Recorded data:
____________________

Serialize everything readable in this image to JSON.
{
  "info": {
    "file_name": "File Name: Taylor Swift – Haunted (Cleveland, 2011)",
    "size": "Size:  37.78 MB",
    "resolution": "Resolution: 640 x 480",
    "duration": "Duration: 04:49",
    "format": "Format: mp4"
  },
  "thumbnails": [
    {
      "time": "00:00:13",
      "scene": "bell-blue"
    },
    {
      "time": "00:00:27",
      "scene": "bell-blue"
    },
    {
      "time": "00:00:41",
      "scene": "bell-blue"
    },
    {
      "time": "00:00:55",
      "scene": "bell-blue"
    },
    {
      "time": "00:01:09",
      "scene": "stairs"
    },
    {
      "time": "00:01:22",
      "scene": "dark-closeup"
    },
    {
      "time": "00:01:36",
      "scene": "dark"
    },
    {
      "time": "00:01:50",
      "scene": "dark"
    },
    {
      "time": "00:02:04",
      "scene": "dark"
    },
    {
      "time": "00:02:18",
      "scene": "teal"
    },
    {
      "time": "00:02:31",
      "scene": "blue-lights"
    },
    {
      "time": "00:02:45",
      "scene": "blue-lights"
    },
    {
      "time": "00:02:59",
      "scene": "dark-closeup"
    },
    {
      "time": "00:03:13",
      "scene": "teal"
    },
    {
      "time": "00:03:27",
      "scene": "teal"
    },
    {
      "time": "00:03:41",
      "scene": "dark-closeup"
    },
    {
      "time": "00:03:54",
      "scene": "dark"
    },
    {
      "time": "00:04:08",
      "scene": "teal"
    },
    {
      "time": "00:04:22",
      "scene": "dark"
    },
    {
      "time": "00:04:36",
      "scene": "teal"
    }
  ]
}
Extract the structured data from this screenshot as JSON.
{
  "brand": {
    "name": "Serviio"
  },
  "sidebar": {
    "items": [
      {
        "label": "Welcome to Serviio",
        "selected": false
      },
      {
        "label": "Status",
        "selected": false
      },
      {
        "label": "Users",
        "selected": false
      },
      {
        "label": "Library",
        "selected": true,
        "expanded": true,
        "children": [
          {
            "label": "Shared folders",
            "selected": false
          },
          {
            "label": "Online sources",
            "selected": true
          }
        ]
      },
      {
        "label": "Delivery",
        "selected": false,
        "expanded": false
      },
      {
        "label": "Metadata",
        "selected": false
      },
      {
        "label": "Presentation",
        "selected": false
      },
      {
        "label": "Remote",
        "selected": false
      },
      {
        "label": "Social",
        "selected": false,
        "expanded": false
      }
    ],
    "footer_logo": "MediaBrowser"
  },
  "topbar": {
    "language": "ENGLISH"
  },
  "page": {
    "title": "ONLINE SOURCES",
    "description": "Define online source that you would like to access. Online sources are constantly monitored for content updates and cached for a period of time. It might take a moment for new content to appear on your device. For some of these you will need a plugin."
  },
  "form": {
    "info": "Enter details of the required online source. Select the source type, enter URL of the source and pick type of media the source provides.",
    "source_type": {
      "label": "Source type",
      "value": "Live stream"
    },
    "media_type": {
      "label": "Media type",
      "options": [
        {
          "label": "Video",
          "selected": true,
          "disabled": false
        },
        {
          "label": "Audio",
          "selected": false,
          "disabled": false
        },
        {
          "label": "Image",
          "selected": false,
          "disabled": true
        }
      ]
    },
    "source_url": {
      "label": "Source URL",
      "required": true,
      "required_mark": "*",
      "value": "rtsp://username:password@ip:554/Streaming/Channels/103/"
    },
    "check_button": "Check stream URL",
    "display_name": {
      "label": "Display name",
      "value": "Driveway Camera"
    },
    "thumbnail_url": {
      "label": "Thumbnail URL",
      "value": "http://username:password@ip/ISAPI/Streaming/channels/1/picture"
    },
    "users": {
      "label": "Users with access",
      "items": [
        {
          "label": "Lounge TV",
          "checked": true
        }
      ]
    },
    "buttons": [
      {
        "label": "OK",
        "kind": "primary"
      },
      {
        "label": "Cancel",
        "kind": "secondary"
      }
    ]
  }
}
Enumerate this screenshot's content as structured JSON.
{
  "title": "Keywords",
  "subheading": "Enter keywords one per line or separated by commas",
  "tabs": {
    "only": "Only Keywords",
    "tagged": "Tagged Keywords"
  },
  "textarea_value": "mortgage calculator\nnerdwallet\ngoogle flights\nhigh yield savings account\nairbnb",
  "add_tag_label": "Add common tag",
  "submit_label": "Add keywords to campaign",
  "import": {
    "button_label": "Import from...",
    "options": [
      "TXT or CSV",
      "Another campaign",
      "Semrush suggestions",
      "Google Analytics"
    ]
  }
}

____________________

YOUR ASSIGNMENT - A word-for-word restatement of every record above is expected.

FINISHED EXERCISE -
Serialize everything readable in this image to JSON.
{
  "info": {
    "file_name": "File Name: Taylor Swift – Haunted (Cleveland, 2011)",
    "size": "Size:  37.78 MB",
    "resolution": "Resolution: 640 x 480",
    "duration": "Duration: 04:49",
    "format": "Format: mp4"
  },
  "thumbnails": [
    {
      "time": "00:00:13",
      "scene": "bell-blue"
    },
    {
      "time": "00:00:27",
      "scene": "bell-blue"
    },
    {
      "time": "00:00:41",
      "scene": "bell-blue"
    },
    {
      "time": "00:00:55",
      "scene": "bell-blue"
    },
    {
      "time": "00:01:09",
      "scene": "stairs"
    },
    {
      "time": "00:01:22",
      "scene": "dark-closeup"
    },
    {
      "time": "00:01:36",
      "scene": "dark"
    },
    {
      "time": "00:01:50",
      "scene": "dark"
    },
    {
      "time": "00:02:04",
      "scene": "dark"
    },
    {
      "time": "00:02:18",
      "scene": "teal"
    },
    {
      "time": "00:02:31",
      "scene": "blue-lights"
    },
    {
      "time": "00:02:45",
      "scene": "blue-lights"
    },
    {
      "time": "00:02:59",
      "scene": "dark-closeup"
    },
    {
      "time": "00:03:13",
      "scene": "teal"
    },
    {
      "time": "00:03:27",
      "scene": "teal"
    },
    {
      "time": "00:03:41",
      "scene": "dark-closeup"
    },
    {
      "time": "00:03:54",
      "scene": "dark"
    },
    {
      "time": "00:04:08",
      "scene": "teal"
    },
    {
      "time": "00:04:22",
      "scene": "dark"
    },
    {
      "time": "00:04:36",
      "scene": "teal"
    }
  ]
}
Extract the structured data from this screenshot as JSON.
{
  "brand": {
    "name": "Serviio"
  },
  "sidebar": {
    "items": [
      {
        "label": "Welcome to Serviio",
        "selected": false
      },
      {
        "label": "Status",
        "selected": false
      },
      {
        "label": "Users",
        "selected": false
      },
      {
        "label": "Library",
        "selected": true,
        "expanded": true,
        "children": [
          {
            "label": "Shared folders",
            "selected": false
          },
          {
            "label": "Online sources",
            "selected": true
          }
        ]
      },
      {
        "label": "Delivery",
        "selected": false,
        "expanded": false
      },
      {
        "label": "Metadata",
        "selected": false
      },
      {
        "label": "Presentation",
        "selected": false
      },
      {
        "label": "Remote",
        "selected": false
      },
      {
        "label": "Social",
        "selected": false,
        "expanded": false
      }
    ],
    "footer_logo": "MediaBrowser"
  },
  "topbar": {
    "language": "ENGLISH"
  },
  "page": {
    "title": "ONLINE SOURCES",
    "description": "Define online source that you would like to access. Online sources are constantly monitored for content updates and cached for a period of time. It might take a moment for new content to appear on your device. For some of these you will need a plugin."
  },
  "form": {
    "info": "Enter details of the required online source. Select the source type, enter URL of the source and pick type of media the source provides.",
    "source_type": {
      "label": "Source type",
      "value": "Live stream"
    },
    "media_type": {
      "label": "Media type",
      "options": [
        {
          "label": "Video",
          "selected": true,
          "disabled": false
        },
        {
          "label": "Audio",
          "selected": false,
          "disabled": false
        },
        {
          "label": "Image",
          "selected": false,
          "disabled": true
        }
      ]
    },
    "source_url": {
      "label": "Source URL",
      "required": true,
      "required_mark": "*",
      "value": "rtsp://username:password@ip:554/Streaming/Channels/103/"
    },
    "check_button": "Check stream URL",
    "display_name": {
      "label": "Display name",
      "value": "Driveway Camera"
    },
    "thumbnail_url": {
      "label": "Thumbnail URL",
      "value": "http://username:password@ip/ISAPI/Streaming/channels/1/picture"
    },
    "users": {
      "label": "Users with access",
      "items": [
        {
          "label": "Lounge TV",
          "checked": true
        }
      ]
    },
    "buttons": [
      {
        "label": "OK",
        "kind": "primary"
      },
      {
        "label": "Cancel",
        "kind": "secondary"
      }
    ]
  }
}
Enumerate this screenshot's content as structured JSON.
{
  "title": "Keywords",
  "subheading": "Enter keywords one per line or separated by commas",
  "tabs": {
    "only": "Only Keywords",
    "tagged": "Tagged Keywords"
  },
  "textarea_value": "mortgage calculator\nnerdwallet\ngoogle flights\nhigh yield savings account\nairbnb",
  "add_tag_label": "Add common tag",
  "submit_label": "Add keywords to campaign",
  "import": {
    "button_label": "Import from...",
    "options": [
      "TXT or CSV",
      "Another campaign",
      "Semrush suggestions",
      "Google Analytics"
    ]
  }
}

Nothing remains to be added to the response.